Seems only yesterday we were witnessing the unification of Germany and all of the serious social and economic challenges facing Germany at that time.  Interesting to understand what potentially moved Germany from its then status to it current perceived status as a hegemon?  Has it been the currency, the profligate spending of some nations, sustained conservatism in Germany or was it more subtle?  Or is the case overstated?  Clearly in Ireland there is national feeling that our sovereignty, our independence has been undermined, compromised – at least for the short term, hopefully not permanently.   The decision making of local, nationally elected politicians, is much less relevant.  Hence the talk of a European or German hegemony.  And I think President Higgins was questioning  the motivation of some of the hegemonic influences.

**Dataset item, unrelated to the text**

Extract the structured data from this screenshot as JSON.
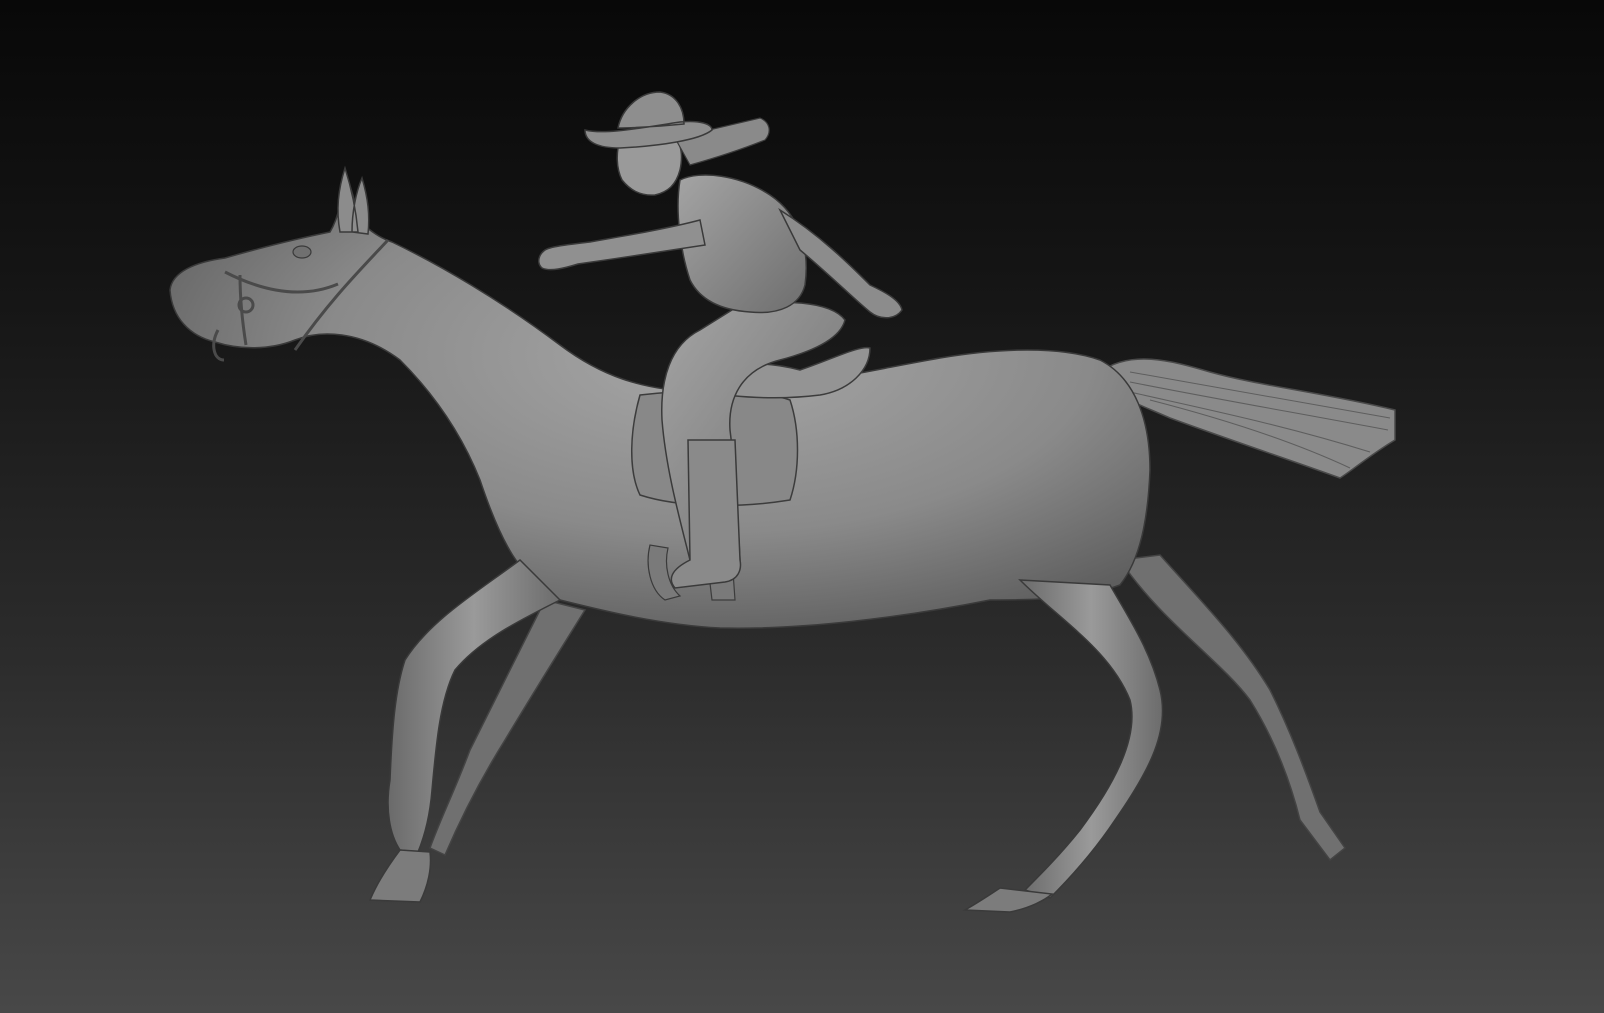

It remains to be seen how these current imbalances across Europe will play out.  Time will tell whether Europeans want such a hegemony – or whether, perhaps, the case is overstated.

Review of @AJKeen #digital vertigo

One of the very few books I have reread.

Andrew Keen’s book is a brilliant critique of social networking as we know it.

Keen did his research – be that it looking back to ancient philosophers, the history of computing, social change in the US and globally – and has managed to explain much of what has happened.

The book is interesting in that he builds it (1) around his interactions at a conference in Oxford, with a number of the  ‘leading lights’ of social networking and (2) the characters of Alfred Hitchcock’s movie, ‘Vertigo’.  He  quotes widely from those who promote the benefits of  social networking and those, like himself, who doubt its real value.

He does not mince his words (P118) – ‘you see, social media has been so ubiquitous, so much the connective tissue of society that we’ve all become like Scottie Ferguson, victims of a creepy story that we neither understand nor control…It’s a postindustrial truth of increasingly weak community and a rampant individualism of super-nodes and super-connectors’.

The references alone could tie you up for weeks.  But I believe he has done all of us a service in highlighting what’s wrong with much of what is being put over as good for society.  Well worth taking the time to read.

Questioning the value of the online experience

Just finished reading Digital Vertigo by Andrew Keen.  Excellent book – should be compulsory reading for anyone like me who spends a reasonable amount of time participating in/ contributing to social networks.  Questions the value of much of this – and the gradual elimination of privacy.  More of this anon.

This piece from the Verge provides another perspective.  Paul Miller has recently completed 12 months ‘offline’.  And while he saw/ experienced benefits he missed the online experience and the online community.

The reality is that online communities do not replace traditional communities, facebook friends do not equate with ‘friends’ – but they do provide another communications channel. I think, as more and more data is gathered (e.g. location fro mobile devices) privacy is greatly undermined – if not eliminated.  But here is Miller admitting he missed it.

Swings and round abouts.  I probably stay in contact with some people (primarily in other countries) on a more regular basis because of social networks. But perhaps some of the communication is lesser than were I to phone more often, travel to meet more often write more letters.